Repeat the entries below exactly, missing none.

### INPUT RECORDS
● ● ● ● ● ● ●

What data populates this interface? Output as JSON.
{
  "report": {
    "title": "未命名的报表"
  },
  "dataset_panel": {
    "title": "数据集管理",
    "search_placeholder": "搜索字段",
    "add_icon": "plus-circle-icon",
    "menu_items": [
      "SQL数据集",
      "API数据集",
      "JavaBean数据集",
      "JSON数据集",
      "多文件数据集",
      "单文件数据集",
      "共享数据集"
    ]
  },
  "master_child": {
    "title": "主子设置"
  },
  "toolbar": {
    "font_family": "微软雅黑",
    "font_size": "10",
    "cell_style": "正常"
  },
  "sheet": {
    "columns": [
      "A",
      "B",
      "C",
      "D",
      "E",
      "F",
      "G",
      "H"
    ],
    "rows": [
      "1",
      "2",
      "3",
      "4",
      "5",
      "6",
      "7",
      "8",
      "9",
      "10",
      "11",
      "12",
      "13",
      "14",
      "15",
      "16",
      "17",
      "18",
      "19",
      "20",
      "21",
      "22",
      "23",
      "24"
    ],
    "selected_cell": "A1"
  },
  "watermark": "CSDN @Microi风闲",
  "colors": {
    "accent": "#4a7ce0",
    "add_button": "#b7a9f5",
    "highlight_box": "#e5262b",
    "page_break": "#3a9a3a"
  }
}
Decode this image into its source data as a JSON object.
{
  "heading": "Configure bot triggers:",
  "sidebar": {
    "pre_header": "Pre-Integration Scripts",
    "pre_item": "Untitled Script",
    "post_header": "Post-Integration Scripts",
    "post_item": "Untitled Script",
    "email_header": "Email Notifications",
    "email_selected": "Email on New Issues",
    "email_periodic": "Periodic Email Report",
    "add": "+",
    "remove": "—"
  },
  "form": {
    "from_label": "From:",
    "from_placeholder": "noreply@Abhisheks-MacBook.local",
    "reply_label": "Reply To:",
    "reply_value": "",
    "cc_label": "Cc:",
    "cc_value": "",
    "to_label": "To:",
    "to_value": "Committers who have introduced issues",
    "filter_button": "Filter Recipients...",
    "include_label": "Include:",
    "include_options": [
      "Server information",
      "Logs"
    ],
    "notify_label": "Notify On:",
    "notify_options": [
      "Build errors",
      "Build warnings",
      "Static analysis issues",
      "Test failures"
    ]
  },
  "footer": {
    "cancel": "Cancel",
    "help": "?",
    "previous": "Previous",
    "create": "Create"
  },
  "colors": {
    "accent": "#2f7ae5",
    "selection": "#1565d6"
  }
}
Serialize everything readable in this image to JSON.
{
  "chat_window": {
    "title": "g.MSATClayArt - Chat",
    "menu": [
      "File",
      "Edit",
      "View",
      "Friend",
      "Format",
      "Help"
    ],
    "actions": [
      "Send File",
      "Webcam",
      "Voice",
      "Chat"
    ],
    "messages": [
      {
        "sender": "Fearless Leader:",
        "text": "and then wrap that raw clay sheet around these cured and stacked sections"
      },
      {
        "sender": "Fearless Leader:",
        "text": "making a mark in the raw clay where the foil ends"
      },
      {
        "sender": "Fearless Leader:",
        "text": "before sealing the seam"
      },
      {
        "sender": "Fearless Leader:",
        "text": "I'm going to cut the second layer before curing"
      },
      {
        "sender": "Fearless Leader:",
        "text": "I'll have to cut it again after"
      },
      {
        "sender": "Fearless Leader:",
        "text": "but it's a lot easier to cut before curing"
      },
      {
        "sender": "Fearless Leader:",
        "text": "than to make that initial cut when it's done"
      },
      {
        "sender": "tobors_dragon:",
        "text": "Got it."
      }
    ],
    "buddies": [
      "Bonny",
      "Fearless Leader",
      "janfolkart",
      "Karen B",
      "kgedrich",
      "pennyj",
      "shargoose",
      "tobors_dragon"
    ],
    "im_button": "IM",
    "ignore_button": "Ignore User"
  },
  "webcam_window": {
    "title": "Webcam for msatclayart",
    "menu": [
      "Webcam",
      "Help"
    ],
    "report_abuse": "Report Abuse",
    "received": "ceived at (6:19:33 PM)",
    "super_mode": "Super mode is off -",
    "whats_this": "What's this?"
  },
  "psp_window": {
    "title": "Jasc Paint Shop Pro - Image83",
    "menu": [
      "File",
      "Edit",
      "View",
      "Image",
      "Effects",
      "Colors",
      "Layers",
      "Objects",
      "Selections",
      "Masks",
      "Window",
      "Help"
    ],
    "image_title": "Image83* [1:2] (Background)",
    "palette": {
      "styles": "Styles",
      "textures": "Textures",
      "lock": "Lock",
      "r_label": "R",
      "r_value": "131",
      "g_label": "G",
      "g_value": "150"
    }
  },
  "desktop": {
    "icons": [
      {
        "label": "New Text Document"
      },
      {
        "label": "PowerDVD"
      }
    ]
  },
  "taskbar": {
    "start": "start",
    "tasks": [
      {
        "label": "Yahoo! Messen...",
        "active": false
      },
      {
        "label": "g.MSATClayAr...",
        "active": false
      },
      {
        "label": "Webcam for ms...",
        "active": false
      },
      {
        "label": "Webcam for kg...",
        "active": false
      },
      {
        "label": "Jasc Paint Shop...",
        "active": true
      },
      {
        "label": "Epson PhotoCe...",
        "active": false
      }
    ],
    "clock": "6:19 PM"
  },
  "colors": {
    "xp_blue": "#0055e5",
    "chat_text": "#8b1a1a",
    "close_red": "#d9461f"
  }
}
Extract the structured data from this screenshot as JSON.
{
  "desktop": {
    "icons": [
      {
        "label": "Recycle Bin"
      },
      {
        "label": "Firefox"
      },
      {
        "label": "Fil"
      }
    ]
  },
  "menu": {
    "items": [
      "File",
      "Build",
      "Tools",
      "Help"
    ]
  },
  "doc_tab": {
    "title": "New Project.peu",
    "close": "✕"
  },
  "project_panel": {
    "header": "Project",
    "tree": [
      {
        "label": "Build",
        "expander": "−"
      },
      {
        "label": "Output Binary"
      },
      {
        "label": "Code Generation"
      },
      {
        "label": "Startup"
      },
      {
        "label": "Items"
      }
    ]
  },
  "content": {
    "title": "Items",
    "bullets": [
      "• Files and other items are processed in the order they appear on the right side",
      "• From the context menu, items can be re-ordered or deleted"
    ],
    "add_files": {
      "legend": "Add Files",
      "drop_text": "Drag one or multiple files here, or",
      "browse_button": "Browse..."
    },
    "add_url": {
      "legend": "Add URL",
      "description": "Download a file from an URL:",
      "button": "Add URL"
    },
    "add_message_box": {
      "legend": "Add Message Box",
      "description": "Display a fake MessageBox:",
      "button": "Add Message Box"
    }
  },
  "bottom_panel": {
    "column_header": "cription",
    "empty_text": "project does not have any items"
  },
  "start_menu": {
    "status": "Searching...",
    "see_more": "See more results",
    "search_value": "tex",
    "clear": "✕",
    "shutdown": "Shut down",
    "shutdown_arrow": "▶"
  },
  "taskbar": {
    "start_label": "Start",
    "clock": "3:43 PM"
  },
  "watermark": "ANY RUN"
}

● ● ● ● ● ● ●

### RESPONSE TO THIS EXERCISE
What data populates this interface? Output as JSON.
{
  "report": {
    "title": "未命名的报表"
  },
  "dataset_panel": {
    "title": "数据集管理",
    "search_placeholder": "搜索字段",
    "add_icon": "plus-circle-icon",
    "menu_items": [
      "SQL数据集",
      "API数据集",
      "JavaBean数据集",
      "JSON数据集",
      "多文件数据集",
      "单文件数据集",
      "共享数据集"
    ]
  },
  "master_child": {
    "title": "主子设置"
  },
  "toolbar": {
    "font_family": "微软雅黑",
    "font_size": "10",
    "cell_style": "正常"
  },
  "sheet": {
    "columns": [
      "A",
      "B",
      "C",
      "D",
      "E",
      "F",
      "G",
      "H"
    ],
    "rows": [
      "1",
      "2",
      "3",
      "4",
      "5",
      "6",
      "7",
      "8",
      "9",
      "10",
      "11",
      "12",
      "13",
      "14",
      "15",
      "16",
      "17",
      "18",
      "19",
      "20",
      "21",
      "22",
      "23",
      "24"
    ],
    "selected_cell": "A1"
  },
  "watermark": "CSDN @Microi风闲",
  "colors": {
    "accent": "#4a7ce0",
    "add_button": "#b7a9f5",
    "highlight_box": "#e5262b",
    "page_break": "#3a9a3a"
  }
}
Decode this image into its source data as a JSON object.
{
  "heading": "Configure bot triggers:",
  "sidebar": {
    "pre_header": "Pre-Integration Scripts",
    "pre_item": "Untitled Script",
    "post_header": "Post-Integration Scripts",
    "post_item": "Untitled Script",
    "email_header": "Email Notifications",
    "email_selected": "Email on New Issues",
    "email_periodic": "Periodic Email Report",
    "add": "+",
    "remove": "—"
  },
  "form": {
    "from_label": "From:",
    "from_placeholder": "noreply@Abhisheks-MacBook.local",
    "reply_label": "Reply To:",
    "reply_value": "",
    "cc_label": "Cc:",
    "cc_value": "",
    "to_label": "To:",
    "to_value": "Committers who have introduced issues",
    "filter_button": "Filter Recipients...",
    "include_label": "Include:",
    "include_options": [
      "Server information",
      "Logs"
    ],
    "notify_label": "Notify On:",
    "notify_options": [
      "Build errors",
      "Build warnings",
      "Static analysis issues",
      "Test failures"
    ]
  },
  "footer": {
    "cancel": "Cancel",
    "help": "?",
    "previous": "Previous",
    "create": "Create"
  },
  "colors": {
    "accent": "#2f7ae5",
    "selection": "#1565d6"
  }
}
Serialize everything readable in this image to JSON.
{
  "chat_window": {
    "title": "g.MSATClayArt - Chat",
    "menu": [
      "File",
      "Edit",
      "View",
      "Friend",
      "Format",
      "Help"
    ],
    "actions": [
      "Send File",
      "Webcam",
      "Voice",
      "Chat"
    ],
    "messages": [
      {
        "sender": "Fearless Leader:",
        "text": "and then wrap that raw clay sheet around these cured and stacked sections"
      },
      {
        "sender": "Fearless Leader:",
        "text": "making a mark in the raw clay where the foil ends"
      },
      {
        "sender": "Fearless Leader:",
        "text": "before sealing the seam"
      },
      {
        "sender": "Fearless Leader:",
        "text": "I'm going to cut the second layer before curing"
      },
      {
        "sender": "Fearless Leader:",
        "text": "I'll have to cut it again after"
      },
      {
        "sender": "Fearless Leader:",
        "text": "but it's a lot easier to cut before curing"
      },
      {
        "sender": "Fearless Leader:",
        "text": "than to make that initial cut when it's done"
      },
      {
        "sender": "tobors_dragon:",
        "text": "Got it."
      }
    ],
    "buddies": [
      "Bonny",
      "Fearless Leader",
      "janfolkart",
      "Karen B",
      "kgedrich",
      "pennyj",
      "shargoose",
      "tobors_dragon"
    ],
    "im_button": "IM",
    "ignore_button": "Ignore User"
  },
  "webcam_window": {
    "title": "Webcam for msatclayart",
    "menu": [
      "Webcam",
      "Help"
    ],
    "report_abuse": "Report Abuse",
    "received": "ceived at (6:19:33 PM)",
    "super_mode": "Super mode is off -",
    "whats_this": "What's this?"
  },
  "psp_window": {
    "title": "Jasc Paint Shop Pro - Image83",
    "menu": [
      "File",
      "Edit",
      "View",
      "Image",
      "Effects",
      "Colors",
      "Layers",
      "Objects",
      "Selections",
      "Masks",
      "Window",
      "Help"
    ],
    "image_title": "Image83* [1:2] (Background)",
    "palette": {
      "styles": "Styles",
      "textures": "Textures",
      "lock": "Lock",
      "r_label": "R",
      "r_value": "131",
      "g_label": "G",
      "g_value": "150"
    }
  },
  "desktop": {
    "icons": [
      {
        "label": "New Text Document"
      },
      {
        "label": "PowerDVD"
      }
    ]
  },
  "taskbar": {
    "start": "start",
    "tasks": [
      {
        "label": "Yahoo! Messen...",
        "active": false
      },
      {
        "label": "g.MSATClayAr...",
        "active": false
      },
      {
        "label": "Webcam for ms...",
        "active": false
      },
      {
        "label": "Webcam for kg...",
        "active": false
      },
      {
        "label": "Jasc Paint Shop...",
        "active": true
      },
      {
        "label": "Epson PhotoCe...",
        "active": false
      }
    ],
    "clock": "6:19 PM"
  },
  "colors": {
    "xp_blue": "#0055e5",
    "chat_text": "#8b1a1a",
    "close_red": "#d9461f"
  }
}
Extract the structured data from this screenshot as JSON.
{
  "desktop": {
    "icons": [
      {
        "label": "Recycle Bin"
      },
      {
        "label": "Firefox"
      },
      {
        "label": "Fil"
      }
    ]
  },
  "menu": {
    "items": [
      "File",
      "Build",
      "Tools",
      "Help"
    ]
  },
  "doc_tab": {
    "title": "New Project.peu",
    "close": "✕"
  },
  "project_panel": {
    "header": "Project",
    "tree": [
      {
        "label": "Build",
        "expander": "−"
      },
      {
        "label": "Output Binary"
      },
      {
        "label": "Code Generation"
      },
      {
        "label": "Startup"
      },
      {
        "label": "Items"
      }
    ]
  },
  "content": {
    "title": "Items",
    "bullets": [
      "• Files and other items are processed in the order they appear on the right side",
      "• From the context menu, items can be re-ordered or deleted"
    ],
    "add_files": {
      "legend": "Add Files",
      "drop_text": "Drag one or multiple files here, or",
      "browse_button": "Browse..."
    },
    "add_url": {
      "legend": "Add URL",
      "description": "Download a file from an URL:",
      "button": "Add URL"
    },
    "add_message_box": {
      "legend": "Add Message Box",
      "description": "Display a fake MessageBox:",
      "button": "Add Message Box"
    }
  },
  "bottom_panel": {
    "column_header": "cription",
    "empty_text": "project does not have any items"
  },
  "start_menu": {
    "status": "Searching...",
    "see_more": "See more results",
    "search_value": "tex",
    "clear": "✕",
    "shutdown": "Shut down",
    "shutdown_arrow": "▶"
  },
  "taskbar": {
    "start_label": "Start",
    "clock": "3:43 PM"
  },
  "watermark": "ANY RUN"
}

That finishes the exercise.